The decision to switch over to SD-WAN is difficult and wildly complicated. The AVANT report said the move “is often a detailed decision-making process that takes into account a variety of facets and may cross the boundaries of multiple organizations within your company, including management, IT, security, and finance.”
“Also, given the variety of available options we recommend you consult with third-party trusted advisors familiar with the SD-WAN landscape to help you make a well-informed choice,” Presti added.
There are now dozens of options for SD-WAN providers, and each has a slightly different offering. Some of the the standalone services include companies like Aryaka, Big Leaf Networks, Cato Networks, Cisco, Cloudgenix, Fortinet, and Oracle.
Major carriers and aggregators have SD-WAN options, including AT&T Business, Atlantic Metro, BCN, Bullseye Telecom, China Telecom, Aptum, CenturyLink, GTT, TATA, Verizon and Zayo.
According to Presti, the best way to conduct a seamless transition is to hire outside help to guide your IT team through the process.

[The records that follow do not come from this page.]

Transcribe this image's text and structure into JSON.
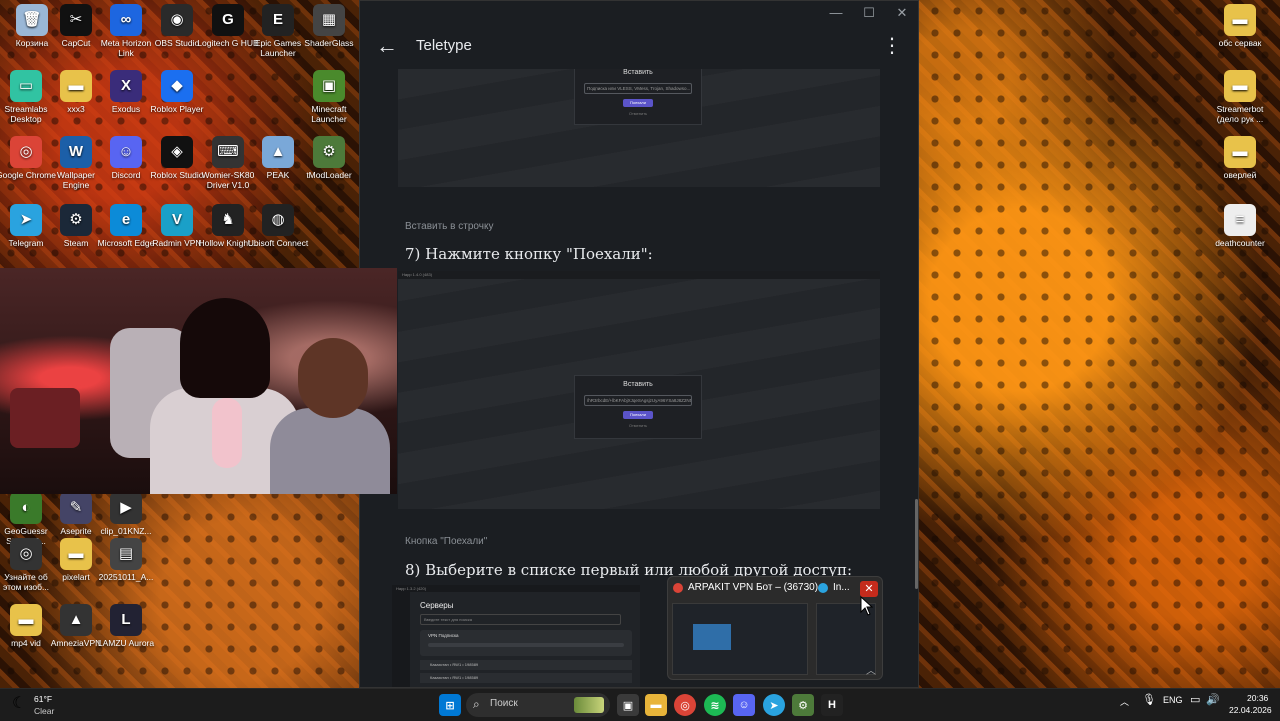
{
  "desktop_icons": [
    {
      "label": "Корзина",
      "icon": "recycle-bin-icon",
      "color": "#9ab7d6",
      "glyph": "🗑"
    },
    {
      "label": "CapCut",
      "icon": "capcut-icon",
      "color": "#111111",
      "glyph": "✂"
    },
    {
      "label": "Meta Horizon Link",
      "icon": "meta-horizon-icon",
      "color": "#1d66e0",
      "glyph": "∞"
    },
    {
      "label": "OBS Studio",
      "icon": "obs-icon",
      "color": "#2a2a2a",
      "glyph": "◉"
    },
    {
      "label": "Logitech G HUB",
      "icon": "logitech-icon",
      "color": "#111111",
      "glyph": "G"
    },
    {
      "label": "Epic Games Launcher",
      "icon": "epic-games-icon",
      "color": "#222222",
      "glyph": "E"
    },
    {
      "label": "ShaderGlass",
      "icon": "shaderglass-icon",
      "color": "#444444",
      "glyph": "▦"
    },
    {
      "label": "Streamlabs Desktop",
      "icon": "streamlabs-icon",
      "color": "#31c3a2",
      "glyph": "▭"
    },
    {
      "label": "xxx3",
      "icon": "folder-icon",
      "color": "#e8c24a",
      "glyph": "▬"
    },
    {
      "label": "Exodus",
      "icon": "exodus-icon",
      "color": "#3a2c7a",
      "glyph": "X"
    },
    {
      "label": "Roblox Player",
      "icon": "roblox-icon",
      "color": "#1b6ff0",
      "glyph": "◆"
    },
    {
      "label": "Minecraft Launcher",
      "icon": "minecraft-icon",
      "color": "#4a8a2c",
      "glyph": "▣"
    },
    {
      "label": "Google Chrome",
      "icon": "chrome-icon",
      "color": "#db4437",
      "glyph": "◎"
    },
    {
      "label": "Wallpaper Engine",
      "icon": "wallpaper-engine-icon",
      "color": "#1c5fa8",
      "glyph": "W"
    },
    {
      "label": "Discord",
      "icon": "discord-icon",
      "color": "#5865f2",
      "glyph": "☺"
    },
    {
      "label": "Roblox Studio",
      "icon": "roblox-studio-icon",
      "color": "#111111",
      "glyph": "◈"
    },
    {
      "label": "Womier-SK80 Driver V1.0",
      "icon": "womier-icon",
      "color": "#333333",
      "glyph": "⌨"
    },
    {
      "label": "PEAK",
      "icon": "peak-icon",
      "color": "#7aa8d8",
      "glyph": "▲"
    },
    {
      "label": "tModLoader",
      "icon": "tmodloader-icon",
      "color": "#4d7a3a",
      "glyph": "⚙"
    },
    {
      "label": "Telegram",
      "icon": "telegram-icon",
      "color": "#2aa3df",
      "glyph": "➤"
    },
    {
      "label": "Steam",
      "icon": "steam-icon",
      "color": "#1b2838",
      "glyph": "⚙"
    },
    {
      "label": "Microsoft Edge",
      "icon": "edge-icon",
      "color": "#0c8bd8",
      "glyph": "e"
    },
    {
      "label": "Radmin VPN",
      "icon": "radmin-vpn-icon",
      "color": "#1aa0c8",
      "glyph": "V"
    },
    {
      "label": "Hollow Knight...",
      "icon": "hollow-knight-icon",
      "color": "#222222",
      "glyph": "♞"
    },
    {
      "label": "Ubisoft Connect",
      "icon": "ubisoft-icon",
      "color": "#222222",
      "glyph": "◍"
    },
    {
      "label": "GeoGuessr Steam E...",
      "icon": "geoguessr-icon",
      "color": "#3a7a2a",
      "glyph": "◐"
    },
    {
      "label": "Aseprite",
      "icon": "aseprite-icon",
      "color": "#444466",
      "glyph": "✎"
    },
    {
      "label": "clip_01KNZ...",
      "icon": "video-file-icon",
      "color": "#333333",
      "glyph": "▶"
    },
    {
      "label": "Узнайте об этом изоб...",
      "icon": "spotlight-icon",
      "color": "#333333",
      "glyph": "◎"
    },
    {
      "label": "pixelart",
      "icon": "folder-icon",
      "color": "#e8c24a",
      "glyph": "▬"
    },
    {
      "label": "20251011_A...",
      "icon": "image-file-icon",
      "color": "#444444",
      "glyph": "▤"
    },
    {
      "label": "mp4 vid",
      "icon": "folder-icon",
      "color": "#e8c24a",
      "glyph": "▬"
    },
    {
      "label": "AmneziaVPN",
      "icon": "amnezia-vpn-icon",
      "color": "#333333",
      "glyph": "▲"
    },
    {
      "label": "LAMZU Aurora",
      "icon": "lamzu-icon",
      "color": "#222233",
      "glyph": "L"
    },
    {
      "label": "обс сервак",
      "icon": "folder-icon",
      "color": "#e8c24a",
      "glyph": "▬"
    },
    {
      "label": "Streamerbot (дело рук ...",
      "icon": "folder-icon",
      "color": "#e8c24a",
      "glyph": "▬"
    },
    {
      "label": "оверлей",
      "icon": "folder-icon",
      "color": "#e8c24a",
      "glyph": "▬"
    },
    {
      "label": "deathcounter",
      "icon": "text-file-icon",
      "color": "#eeeeee",
      "glyph": "≡"
    }
  ],
  "window": {
    "app_title": "Teletype",
    "minimize": "—",
    "maximize": "☐",
    "close": "✕",
    "back": "←",
    "menu": "⋮"
  },
  "article": {
    "dialog1_title": "Вставить",
    "dialog1_field": "Подписка или VLESS, VMess, Trojan, Shadowso...",
    "dialog1_button": "Поехали",
    "dialog1_cancel": "Отменить",
    "caption1": "Вставить в строчку",
    "step7": "7) Нажмите кнопку \"Поехали\":",
    "shot2_header": "Happ 1.4.0 (483)",
    "dialog2_title": "Вставить",
    "dialog2_field": "/hR3rbcdE/+lbKFAbjXJqeSAgsjzUyA96YSa8J8Z2N5X4",
    "dialog2_button": "Поехали",
    "dialog2_cancel": "Отменить",
    "caption2": "Кнопка \"Поехали\"",
    "step8": "8) Выберите в списке первый или любой другой доступ:",
    "shot3_header": "Happ 1.3.2 (420)",
    "shot3_title": "Серверы",
    "shot3_search": "Введите текст для поиска",
    "shot3_group": "VPN Подписка",
    "shot3_row1": "Казахстан • RW1 • 198589",
    "shot3_row2": "Казахстан • RW1 • 198589"
  },
  "preview": {
    "tab1": "ARPAKIT VPN Бот – (36730)",
    "tab2": "In...",
    "close": "✕",
    "scroll_up": "︿"
  },
  "taskbar": {
    "weather_temp": "61°F",
    "weather_desc": "Clear",
    "search_label": "Поиск",
    "language": "ENG",
    "time": "20:36",
    "date": "22.04.2026",
    "chevron": "︿"
  }
}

“Have a solid, trusted advisor come in, look at your network and figure out how to make this transition with the least amount of disruption. Whenever you do a technology transition, you have to look at how any change is going to impact everything else around it,” Presti told TechRepublic. “It’s not difficult for the people who understand it, but it’s a critical part of the process that needs to be done properly. You can’t just spring this on your team. You have to work with people who know SD-WAN.”